The Canadian Hypertension Education Program (CHEP), Canadian Hypertension Society, Blood Pressure Canada, Canadian Diabetes Association, College of Family Physicians of Canada, Canadian Pharmacists Association, Heart and Stroke Foundation of Canada, and the Canadian Council of Cardiovascular Nurses issued a recent call for all health care professionals in Canada to double their efforts to assist patients with diabetes in maintaining target blood pressures (Campbell et al., 2009b). Blood pressure (B/P) in diabetic individuals should be less than 130 mmHg systolic and less than 80 mmHg diastolic (CHEP 2009). Considering recognition and treatment of hypertension in people with diabetes can result in reductions in disability and death, control of hypertension must become an interdisciplinary priority. Maintaining B/P less than 130/80 mmHg requires lifestyle modification as the cornerstone to treatment and often two or more B/P medications (Campbell et al., 2009a). The cost of multiple drugs required for B/P control in diabetic individuals is one of the few treatments estimated to reduce overall health costs and related cardiovascular disease complications (Gillies, Abrams, & Lambert, 2007). Nurses are essential partners in assessing and assisting diabetic patients and all patients with hypertension to reduce overall cardiovascular risks. Nurses may also be key practitioners in assessing and monitoring patient difficulties with adherence to lifestyle or pharmacological interventions (Jayasinghe, 2009; McLean et al., 2008). Individualized lifestyle counselling and treatment modification are recommended to maintain target B/P and treat dysglycemia, dyslipidemia, smoking or any other cardiovascular risks in diabetic individuals.
PubMed ID
19947306 View in PubMed
Less detail

World Health Organization celebrates World Health Day, April 7,2013--focusing on hypertension.

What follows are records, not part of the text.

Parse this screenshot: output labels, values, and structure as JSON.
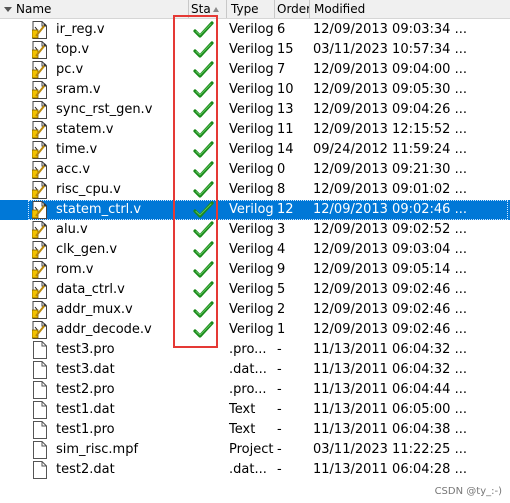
{
  "header": {
    "name_label": "Name",
    "status_label": "Sta",
    "type_label": "Type",
    "order_label": "Order",
    "modified_label": "Modified"
  },
  "files": [
    {
      "name": "ir_reg.v",
      "status": "compiled",
      "type": "Verilog",
      "order": "6",
      "modified": "12/09/2013 09:03:34 ..."
    },
    {
      "name": "top.v",
      "status": "compiled",
      "type": "Verilog",
      "order": "15",
      "modified": "03/11/2023 10:57:34 ..."
    },
    {
      "name": "pc.v",
      "status": "compiled",
      "type": "Verilog",
      "order": "7",
      "modified": "12/09/2013 09:04:00 ..."
    },
    {
      "name": "sram.v",
      "status": "compiled",
      "type": "Verilog",
      "order": "10",
      "modified": "12/09/2013 09:05:30 ..."
    },
    {
      "name": "sync_rst_gen.v",
      "status": "compiled",
      "type": "Verilog",
      "order": "13",
      "modified": "12/09/2013 09:04:26 ..."
    },
    {
      "name": "statem.v",
      "status": "compiled",
      "type": "Verilog",
      "order": "11",
      "modified": "12/09/2013 12:15:52 ..."
    },
    {
      "name": "time.v",
      "status": "compiled",
      "type": "Verilog",
      "order": "14",
      "modified": "09/24/2012 11:59:24 ..."
    },
    {
      "name": "acc.v",
      "status": "compiled",
      "type": "Verilog",
      "order": "0",
      "modified": "12/09/2013 09:21:30 ..."
    },
    {
      "name": "risc_cpu.v",
      "status": "compiled",
      "type": "Verilog",
      "order": "8",
      "modified": "12/09/2013 09:01:02 ..."
    },
    {
      "name": "statem_ctrl.v",
      "status": "compiled",
      "type": "Verilog",
      "order": "12",
      "modified": "12/09/2013 09:02:46 ...",
      "selected": true
    },
    {
      "name": "alu.v",
      "status": "compiled",
      "type": "Verilog",
      "order": "3",
      "modified": "12/09/2013 09:02:52 ..."
    },
    {
      "name": "clk_gen.v",
      "status": "compiled",
      "type": "Verilog",
      "order": "4",
      "modified": "12/09/2013 09:03:04 ..."
    },
    {
      "name": "rom.v",
      "status": "compiled",
      "type": "Verilog",
      "order": "9",
      "modified": "12/09/2013 09:05:14 ..."
    },
    {
      "name": "data_ctrl.v",
      "status": "compiled",
      "type": "Verilog",
      "order": "5",
      "modified": "12/09/2013 09:02:46 ..."
    },
    {
      "name": "addr_mux.v",
      "status": "compiled",
      "type": "Verilog",
      "order": "2",
      "modified": "12/09/2013 09:02:46 ..."
    },
    {
      "name": "addr_decode.v",
      "status": "compiled",
      "type": "Verilog",
      "order": "1",
      "modified": "12/09/2013 09:02:46 ..."
    },
    {
      "name": "test3.pro",
      "status": "",
      "type": ".pro...",
      "order": "-",
      "modified": "11/13/2011 06:04:32 ..."
    },
    {
      "name": "test3.dat",
      "status": "",
      "type": ".dat...",
      "order": "-",
      "modified": "11/13/2011 06:04:32 ..."
    },
    {
      "name": "test2.pro",
      "status": "",
      "type": ".pro...",
      "order": "-",
      "modified": "11/13/2011 06:04:44 ..."
    },
    {
      "name": "test1.dat",
      "status": "",
      "type": "Text",
      "order": "-",
      "modified": "11/13/2011 06:05:00 ..."
    },
    {
      "name": "test1.pro",
      "status": "",
      "type": "Text",
      "order": "-",
      "modified": "11/13/2011 06:04:38 ..."
    },
    {
      "name": "sim_risc.mpf",
      "status": "",
      "type": "Project",
      "order": "-",
      "modified": "03/11/2023 11:22:25 ..."
    },
    {
      "name": "test2.dat",
      "status": "",
      "type": ".dat...",
      "order": "-",
      "modified": "11/13/2011 06:04:28 ..."
    }
  ],
  "colors": {
    "selection": "#0078d7",
    "check": "#1a8a1a",
    "annotation_box": "#e53935"
  },
  "watermark": "CSDN @ty_:-)"
}
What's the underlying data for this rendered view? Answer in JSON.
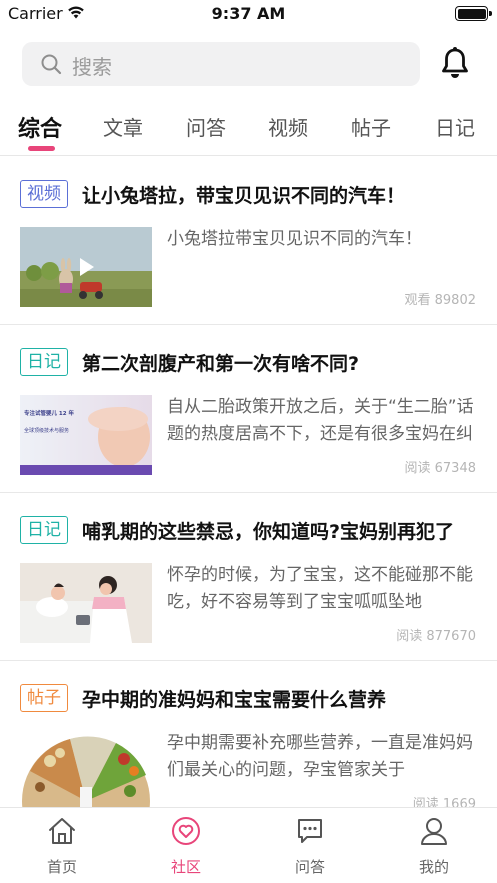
{
  "status_bar": {
    "carrier": "Carrier",
    "time": "9:37 AM",
    "battery_level": 1.0
  },
  "search": {
    "placeholder": "搜索"
  },
  "tabs": [
    {
      "label": "综合",
      "active": true
    },
    {
      "label": "文章"
    },
    {
      "label": "问答"
    },
    {
      "label": "视频"
    },
    {
      "label": "帖子"
    },
    {
      "label": "日记"
    }
  ],
  "feed": [
    {
      "badge": "视频",
      "badge_color": "#5b6fd6",
      "title": "让小兔塔拉，带宝贝见识不同的汽车！",
      "excerpt": "小兔塔拉带宝贝见识不同的汽车！",
      "meta": "观看 89802",
      "thumb": "video-play-icon"
    },
    {
      "badge": "日记",
      "badge_color": "#1fb2a6",
      "title": "第二次剖腹产和第一次有啥不同?",
      "excerpt": "自从二胎政策开放之后，关于“生二胎”话题的热度居高不下，还是有很多宝妈在纠结",
      "meta": "阅读 67348",
      "thumb": "pregnancy-photo",
      "thumb_caption_1": "专注试管婴儿 12 年",
      "thumb_caption_2": "全球顶级技术与服务"
    },
    {
      "badge": "日记",
      "badge_color": "#1fb2a6",
      "title": "哺乳期的这些禁忌，你知道吗?宝妈别再犯了",
      "excerpt": "怀孕的时候，为了宝宝，这不能碰那不能吃，好不容易等到了宝宝呱呱坠地",
      "meta": "阅读 877670",
      "thumb": "nurse-photo"
    },
    {
      "badge": "帖子",
      "badge_color": "#f08a3e",
      "title": "孕中期的准妈妈和宝宝需要什么营养",
      "excerpt": "孕中期需要补充哪些营养，一直是准妈妈们最关心的问题，孕宝管家关于",
      "meta": "阅读 1669",
      "thumb": "food-photo"
    }
  ],
  "tabbar": [
    {
      "label": "首页",
      "icon": "home-icon",
      "active": false
    },
    {
      "label": "社区",
      "icon": "community-heart-icon",
      "active": true
    },
    {
      "label": "问答",
      "icon": "chat-bubble-icon",
      "active": false
    },
    {
      "label": "我的",
      "icon": "profile-icon",
      "active": false
    }
  ],
  "colors": {
    "accent": "#e8457a",
    "tabbar_inactive": "#666666"
  }
}
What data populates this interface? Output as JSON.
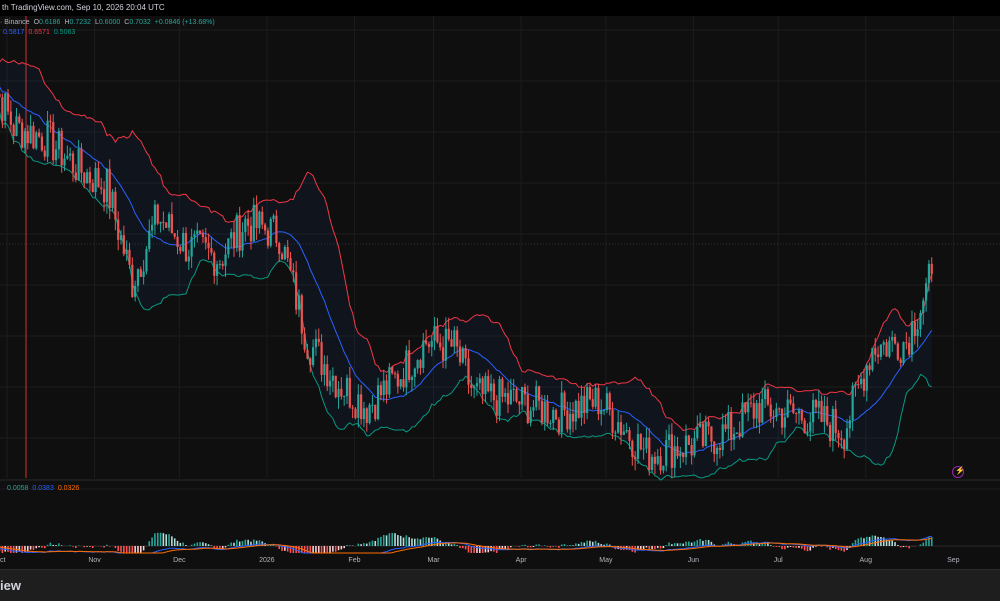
{
  "header": {
    "attribution": "th TradingView.com, Sep 10, 2026 20:04 UTC"
  },
  "legend_main": {
    "exchange": "· Binance",
    "open_label": "O",
    "open": "0.6186",
    "high_label": "H",
    "high": "0.7232",
    "low_label": "L",
    "low": "0.6000",
    "close_label": "C",
    "close": "0.7032",
    "change": "+0.0846 (+13.68%)"
  },
  "legend_bb": {
    "basis": "0.5817",
    "upper": "0.6571",
    "lower": "0.5063"
  },
  "legend_macd": {
    "hist": "0.0058",
    "macd": "0.0383",
    "signal": "0.0326"
  },
  "footer": {
    "brand": "iew"
  },
  "colors": {
    "up": "#26a69a",
    "down": "#ef5350",
    "basis": "#2962ff",
    "upper": "#f23645",
    "lower": "#089981",
    "macd": "#2962ff",
    "signal": "#ff6d00",
    "bolt": "#9c27b0"
  },
  "icons": {
    "alert": "lightning-icon"
  },
  "chart_data": [
    {
      "type": "candlestick",
      "title": "",
      "x_axis_labels": [
        "ct",
        "Nov",
        "Dec",
        "2026",
        "Feb",
        "Mar",
        "Apr",
        "May",
        "Jun",
        "Jul",
        "Aug",
        "Sep"
      ],
      "indicators": [
        "Bollinger Bands (basis, upper, lower)"
      ],
      "close_trajectory": [
        {
          "date": "2025-10-10",
          "close": 1.05
        },
        {
          "date": "2025-10-20",
          "close": 0.95
        },
        {
          "date": "2025-11-01",
          "close": 0.93
        },
        {
          "date": "2025-11-12",
          "close": 0.88
        },
        {
          "date": "2025-11-22",
          "close": 0.85
        },
        {
          "date": "2025-12-01",
          "close": 0.69
        },
        {
          "date": "2025-12-10",
          "close": 0.8
        },
        {
          "date": "2025-12-20",
          "close": 0.75
        },
        {
          "date": "2026-01-01",
          "close": 0.73
        },
        {
          "date": "2026-01-10",
          "close": 0.79
        },
        {
          "date": "2026-01-22",
          "close": 0.77
        },
        {
          "date": "2026-02-01",
          "close": 0.59
        },
        {
          "date": "2026-02-12",
          "close": 0.52
        },
        {
          "date": "2026-02-22",
          "close": 0.48
        },
        {
          "date": "2026-03-05",
          "close": 0.53
        },
        {
          "date": "2026-03-15",
          "close": 0.59
        },
        {
          "date": "2026-03-25",
          "close": 0.58
        },
        {
          "date": "2026-04-01",
          "close": 0.5
        },
        {
          "date": "2026-04-15",
          "close": 0.49
        },
        {
          "date": "2026-05-01",
          "close": 0.47
        },
        {
          "date": "2026-05-15",
          "close": 0.49
        },
        {
          "date": "2026-05-25",
          "close": 0.44
        },
        {
          "date": "2026-06-01",
          "close": 0.4
        },
        {
          "date": "2026-06-10",
          "close": 0.41
        },
        {
          "date": "2026-06-20",
          "close": 0.42
        },
        {
          "date": "2026-07-01",
          "close": 0.44
        },
        {
          "date": "2026-07-10",
          "close": 0.48
        },
        {
          "date": "2026-07-20",
          "close": 0.47
        },
        {
          "date": "2026-08-01",
          "close": 0.46
        },
        {
          "date": "2026-08-10",
          "close": 0.44
        },
        {
          "date": "2026-08-20",
          "close": 0.58
        },
        {
          "date": "2026-09-01",
          "close": 0.59
        },
        {
          "date": "2026-09-10",
          "close": 0.7
        }
      ],
      "bollinger": {
        "basis": 0.5817,
        "upper": 0.6571,
        "lower": 0.5063
      },
      "last": {
        "open": 0.6186,
        "high": 0.7232,
        "low": 0.6,
        "close": 0.7032,
        "change": 0.0846,
        "change_pct": 13.68
      }
    },
    {
      "type": "bar",
      "title": "",
      "indicator": "MACD",
      "values": {
        "histogram": 0.0058,
        "macd": 0.0383,
        "signal": 0.0326
      }
    }
  ]
}
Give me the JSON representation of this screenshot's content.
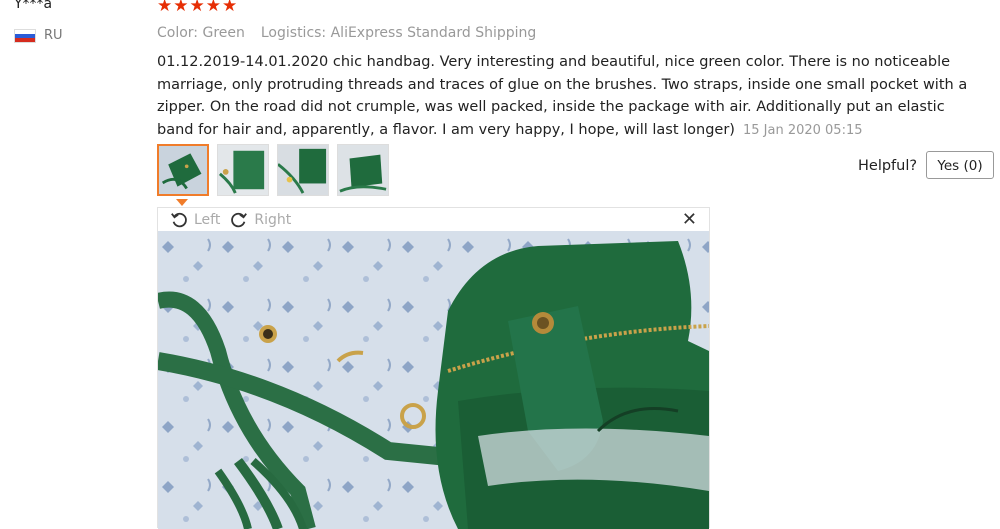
{
  "review": {
    "username": "Y***a",
    "country": "RU",
    "rating_stars": "★★★★★",
    "rating": 5,
    "color": "Color: Green",
    "logistics": "Logistics: AliExpress Standard Shipping",
    "text": "01.12.2019-14.01.2020 chic handbag. Very interesting and beautiful, nice green color. There is no noticeable marriage, only protruding threads and traces of glue on the brushes. Two straps, inside one small pocket with a zipper. On the road did not crumple, was well packed, inside the package with air. Additionally put an elastic band for hair and, apparently, a flavor. I am very happy, I hope, will last longer)",
    "date": "15 Jan 2020 05:15"
  },
  "thumbnails": [
    {
      "label": "",
      "active": true
    },
    {
      "label": "",
      "active": false
    },
    {
      "label": "",
      "active": false
    },
    {
      "label": "",
      "active": false
    }
  ],
  "helpful": {
    "label": "Helpful?",
    "yes_button": "Yes (0)"
  },
  "viewer": {
    "rotate_left": "Left",
    "rotate_right": "Right",
    "close_icon": "close-icon"
  },
  "colors": {
    "star": "#e62e04",
    "active_thumb": "#f07c2a",
    "bag_green": "#1f6b3d"
  }
}
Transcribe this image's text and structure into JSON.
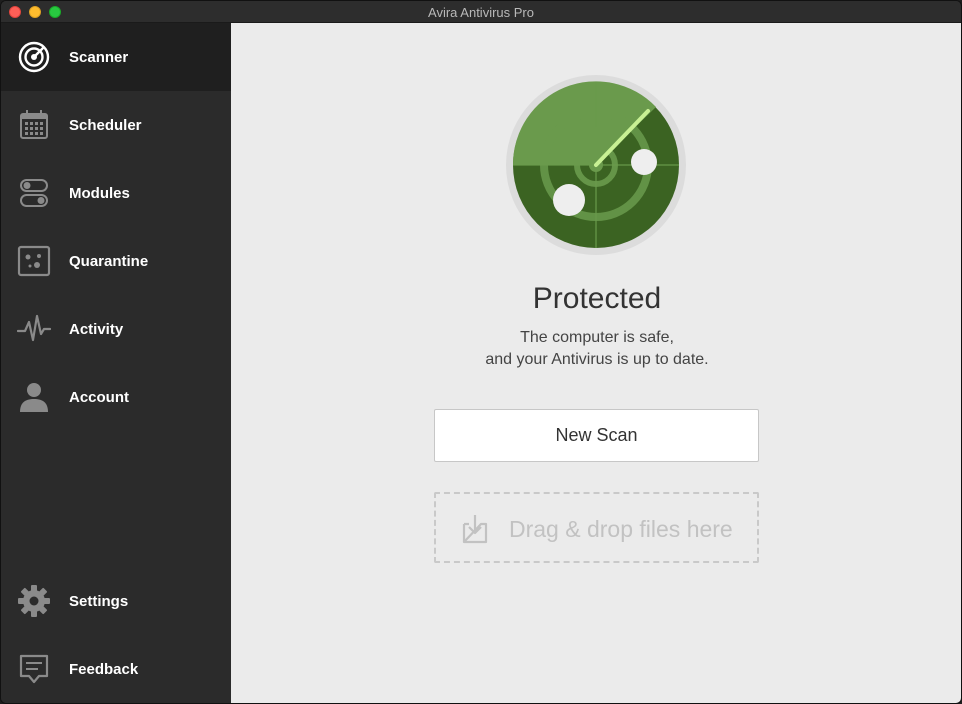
{
  "window": {
    "title": "Avira Antivirus Pro"
  },
  "sidebar": {
    "items": [
      {
        "label": "Scanner",
        "icon": "scanner-icon",
        "active": true
      },
      {
        "label": "Scheduler",
        "icon": "calendar-icon"
      },
      {
        "label": "Modules",
        "icon": "toggles-icon"
      },
      {
        "label": "Quarantine",
        "icon": "quarantine-icon"
      },
      {
        "label": "Activity",
        "icon": "pulse-icon"
      },
      {
        "label": "Account",
        "icon": "user-icon"
      }
    ],
    "bottom_items": [
      {
        "label": "Settings",
        "icon": "gear-icon"
      },
      {
        "label": "Feedback",
        "icon": "feedback-icon"
      }
    ]
  },
  "main": {
    "status_title": "Protected",
    "status_line1": "The computer is safe,",
    "status_line2": "and your Antivirus is up to date.",
    "new_scan_label": "New Scan",
    "drop_label": "Drag & drop files here"
  },
  "colors": {
    "radar_dark": "#3b6322",
    "radar_light": "#6a9a4c",
    "radar_line": "#c8f094",
    "sidebar_bg": "#2b2b2b",
    "main_bg": "#ebebeb"
  }
}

https://arctichealth.org/en/permalink/ahliterature113171
Source
Can J Cardiovasc Nurs. 2013;23(2):9-11
Publication Type
Article
Date
2013

9 records – page 1 of 1.